■ **What you should do**
Make a tally of the lines in the records that include the string "الليم", and give only that number.
Start of Data shown
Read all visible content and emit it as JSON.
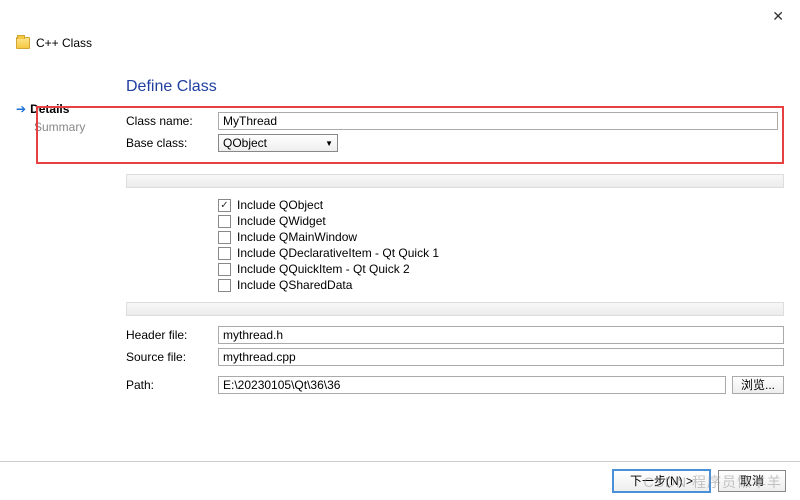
{
  "window": {
    "title": "C++ Class"
  },
  "sidebar": {
    "items": [
      {
        "label": "Details",
        "active": true
      },
      {
        "label": "Summary",
        "active": false
      }
    ]
  },
  "form": {
    "section_title": "Define Class",
    "class_name_label": "Class name:",
    "class_name_value": "MyThread",
    "base_class_label": "Base class:",
    "base_class_value": "QObject",
    "header_label": "Header file:",
    "header_value": "mythread.h",
    "source_label": "Source file:",
    "source_value": "mythread.cpp",
    "path_label": "Path:",
    "path_value": "E:\\20230105\\Qt\\36\\36",
    "browse_label": "浏览..."
  },
  "includes": [
    {
      "label": "Include QObject",
      "checked": true
    },
    {
      "label": "Include QWidget",
      "checked": false
    },
    {
      "label": "Include QMainWindow",
      "checked": false
    },
    {
      "label": "Include QDeclarativeItem - Qt Quick 1",
      "checked": false
    },
    {
      "label": "Include QQuickItem - Qt Quick 2",
      "checked": false
    },
    {
      "label": "Include QSharedData",
      "checked": false
    }
  ],
  "buttons": {
    "next": "下一步(N) >",
    "cancel": "取消"
  },
  "watermark": "CSDN 程序员懒羊羊"
}
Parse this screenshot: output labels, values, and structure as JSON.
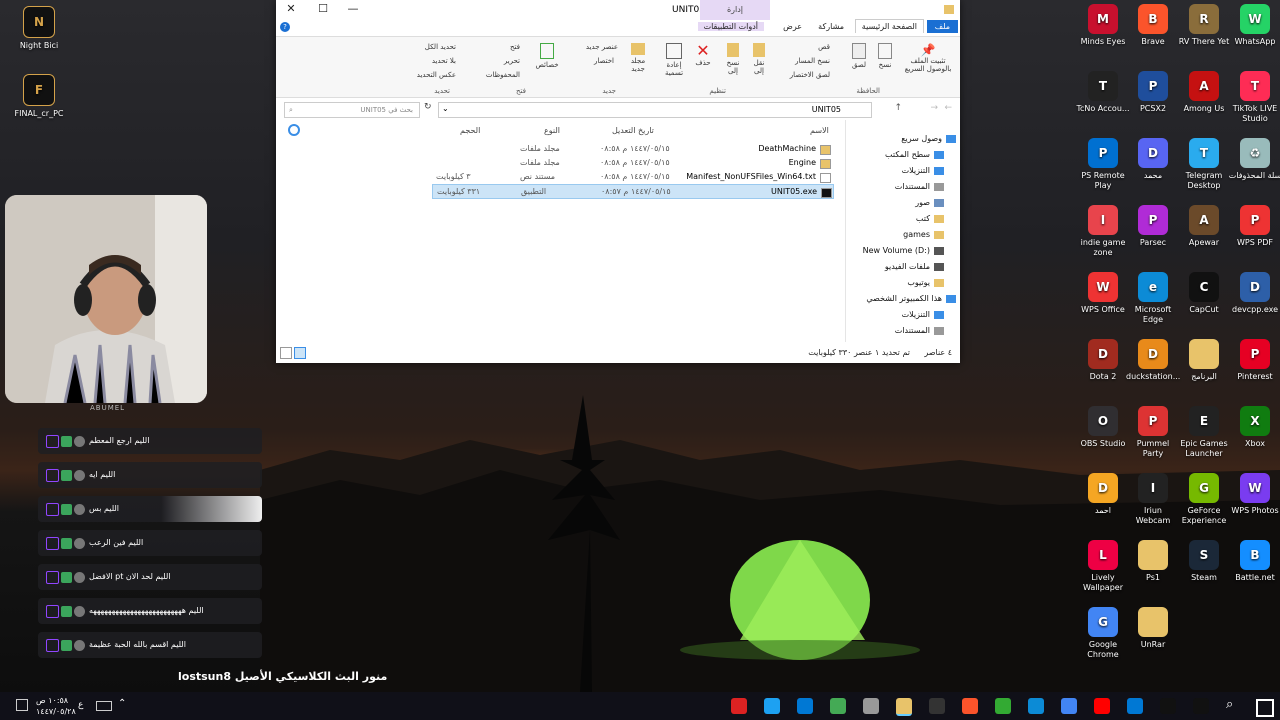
{
  "desktop_left": [
    {
      "label": "Night Bici",
      "icon": "app-icon-nightbici"
    },
    {
      "label": "FINAL_cr_PC",
      "icon": "app-icon-final"
    }
  ],
  "desktop_right": [
    {
      "label": "Minds Eyes",
      "icon": "minds-eyes-icon",
      "color": "#c8102e",
      "glyph": "M"
    },
    {
      "label": "Brave",
      "icon": "brave-icon",
      "color": "#fb542b",
      "glyph": "B"
    },
    {
      "label": "RV There Yet",
      "icon": "rv-icon",
      "color": "#8a6d3b",
      "glyph": "R"
    },
    {
      "label": "WhatsApp",
      "icon": "whatsapp-icon",
      "color": "#25d366",
      "glyph": "W"
    },
    {
      "label": "TcNo Accou...",
      "icon": "tcno-icon",
      "color": "#222",
      "glyph": "T"
    },
    {
      "label": "PCSX2",
      "icon": "pcsx2-icon",
      "color": "#1f4e9c",
      "glyph": "P"
    },
    {
      "label": "Among Us",
      "icon": "among-us-icon",
      "color": "#c51111",
      "glyph": "A"
    },
    {
      "label": "TikTok LIVE Studio",
      "icon": "tiktok-live-icon",
      "color": "#fe2c55",
      "glyph": "T"
    },
    {
      "label": "PS Remote Play",
      "icon": "ps-remote-icon",
      "color": "#0070d1",
      "glyph": "P"
    },
    {
      "label": "محمد",
      "icon": "discord-icon",
      "color": "#5865f2",
      "glyph": "D"
    },
    {
      "label": "Telegram Desktop",
      "icon": "telegram-icon",
      "color": "#2aabee",
      "glyph": "T"
    },
    {
      "label": "سلة المحذوفات",
      "icon": "recycle-bin-icon",
      "color": "#9bb",
      "glyph": "♻"
    },
    {
      "label": "indie game zone",
      "icon": "indie-game-icon",
      "color": "#e8444c",
      "glyph": "I"
    },
    {
      "label": "Parsec",
      "icon": "parsec-icon",
      "color": "#b02bd6",
      "glyph": "P"
    },
    {
      "label": "Apewar",
      "icon": "apewar-icon",
      "color": "#6b4a2a",
      "glyph": "A"
    },
    {
      "label": "WPS PDF",
      "icon": "wps-pdf-icon",
      "color": "#e33",
      "glyph": "P"
    },
    {
      "label": "WPS Office",
      "icon": "wps-office-icon",
      "color": "#e33",
      "glyph": "W"
    },
    {
      "label": "Microsoft Edge",
      "icon": "edge-icon",
      "color": "#0c8bd6",
      "glyph": "e"
    },
    {
      "label": "CapCut",
      "icon": "capcut-icon",
      "color": "#111",
      "glyph": "C"
    },
    {
      "label": "devcpp.exe",
      "icon": "devcpp-icon",
      "color": "#2d5fa8",
      "glyph": "D"
    },
    {
      "label": "Dota 2",
      "icon": "dota2-icon",
      "color": "#a12b1f",
      "glyph": "D"
    },
    {
      "label": "duckstation...",
      "icon": "duckstation-icon",
      "color": "#e88a1a",
      "glyph": "D"
    },
    {
      "label": "البرنامج",
      "icon": "folder-icon",
      "color": "#e8c36a",
      "glyph": ""
    },
    {
      "label": "Pinterest",
      "icon": "pinterest-icon",
      "color": "#e60023",
      "glyph": "P"
    },
    {
      "label": "OBS Studio",
      "icon": "obs-icon",
      "color": "#302e31",
      "glyph": "O"
    },
    {
      "label": "Pummel Party",
      "icon": "pummel-party-icon",
      "color": "#d33",
      "glyph": "P"
    },
    {
      "label": "Epic Games Launcher",
      "icon": "epic-games-icon",
      "color": "#222",
      "glyph": "E"
    },
    {
      "label": "Xbox",
      "icon": "xbox-icon",
      "color": "#107c10",
      "glyph": "X"
    },
    {
      "label": "احمد",
      "icon": "discord-icon",
      "color": "#f5a623",
      "glyph": "D"
    },
    {
      "label": "Iriun Webcam",
      "icon": "iriun-icon",
      "color": "#222",
      "glyph": "I"
    },
    {
      "label": "GeForce Experience",
      "icon": "geforce-icon",
      "color": "#76b900",
      "glyph": "G"
    },
    {
      "label": "WPS Photos",
      "icon": "wps-photos-icon",
      "color": "#7a3cf0",
      "glyph": "W"
    },
    {
      "label": "Lively Wallpaper",
      "icon": "lively-icon",
      "color": "#e04",
      "glyph": "L"
    },
    {
      "label": "Ps1",
      "icon": "folder-icon",
      "color": "#e8c36a",
      "glyph": ""
    },
    {
      "label": "Steam",
      "icon": "steam-icon",
      "color": "#1b2838",
      "glyph": "S"
    },
    {
      "label": "Battle.net",
      "icon": "battlenet-icon",
      "color": "#148eff",
      "glyph": "B"
    },
    {
      "label": "Google Chrome",
      "icon": "chrome-icon",
      "color": "#4285f4",
      "glyph": "G"
    },
    {
      "label": "UnRar",
      "icon": "folder-icon",
      "color": "#e8c36a",
      "glyph": ""
    }
  ],
  "explorer": {
    "title": "UNIT05",
    "manage_label": "إدارة",
    "app_tools": "أدوات التطبيقات",
    "tabs": {
      "file": "ملف",
      "home": "الصفحة الرئيسية",
      "share": "مشاركة",
      "view": "عرض"
    },
    "ribbon": {
      "pin": "تثبيت الملف بالوصول السريع",
      "copy": "نسخ",
      "paste": "لصق",
      "cut": "قص",
      "copy_path": "نسخ المسار",
      "paste_shortcut": "لصق الاختصار",
      "move_to": "نقل إلى",
      "copy_to": "نسخ إلى",
      "delete": "حذف",
      "rename": "إعادة تسمية",
      "new_folder": "مجلد جديد",
      "new_item": "عنصر جديد",
      "easy_access": "اختصار",
      "properties": "خصائص",
      "open": "فتح",
      "edit": "تحرير",
      "history": "المحفوظات",
      "select_all": "تحديد الكل",
      "select_none": "بلا تحديد",
      "invert": "عكس التحديد",
      "g_clipboard": "الحافظة",
      "g_organize": "تنظيم",
      "g_new": "جديد",
      "g_open": "فتح",
      "g_select": "تحديد"
    },
    "address": "UNIT05",
    "search_placeholder": "بحث في UNIT05",
    "columns": {
      "name": "الاسم",
      "date": "تاريخ التعديل",
      "type": "النوع",
      "size": "الحجم"
    },
    "files": [
      {
        "name": "DeathMachine",
        "date": "١٤٤٧/٠٥/١٥ م ٠٨:٥٨",
        "type": "مجلد ملفات",
        "size": ""
      },
      {
        "name": "Engine",
        "date": "١٤٤٧/٠٥/١٥ م ٠٨:٥٨",
        "type": "مجلد ملفات",
        "size": ""
      },
      {
        "name": "Manifest_NonUFSFiles_Win64.txt",
        "date": "١٤٤٧/٠٥/١٥ م ٠٨:٥٨",
        "type": "مستند نص",
        "size": "٣ كيلوبايت"
      },
      {
        "name": "UNIT05.exe",
        "date": "١٤٤٧/٠٥/١٥ م ٠٨:٥٧",
        "type": "التطبيق",
        "size": "٣٣١ كيلوبايت"
      }
    ],
    "nav": [
      {
        "label": "وصول سريع",
        "icon": "star-icon"
      },
      {
        "label": "سطح المكتب",
        "icon": "desktop-icon"
      },
      {
        "label": "التنزيلات",
        "icon": "download-icon"
      },
      {
        "label": "المستندات",
        "icon": "document-icon"
      },
      {
        "label": "صور",
        "icon": "pictures-icon"
      },
      {
        "label": "كتب",
        "icon": "folder-icon"
      },
      {
        "label": "games",
        "icon": "folder-icon"
      },
      {
        "label": "New Volume (D:)",
        "icon": "drive-icon"
      },
      {
        "label": "ملفات الفيديو",
        "icon": "video-icon"
      },
      {
        "label": "يوتيوب",
        "icon": "folder-icon"
      },
      {
        "label": "هذا الكمبيوتر الشخصي",
        "icon": "computer-icon"
      },
      {
        "label": "التنزيلات",
        "icon": "download-icon"
      },
      {
        "label": "المستندات",
        "icon": "document-icon"
      }
    ],
    "status": {
      "count": "٤ عناصر",
      "selected": "تم تحديد ١ عنصر  ٣٣٠ كيلوبايت"
    }
  },
  "webcam": {
    "caption": "ABUMEL"
  },
  "chat": [
    {
      "text": "الليم ارجع المعطم"
    },
    {
      "text": "الليم ايه"
    },
    {
      "text": "الليم بس"
    },
    {
      "text": "الليم فين الرعب"
    },
    {
      "text": "الليم لحد الان pt الافضل"
    },
    {
      "text": "الليم هههههههههههههههههههههههههه"
    },
    {
      "text": "الليم اقسم بالله الحبة عظيمة"
    }
  ],
  "overlay_text": "منور البث الكلاسيكي الأصيل lostsun8",
  "taskbar": {
    "time": "١٠:٥٨ ص",
    "date": "١٤٤٧/٠٥/٢٨",
    "lang": "ع"
  }
}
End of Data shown
■ **Response box**
7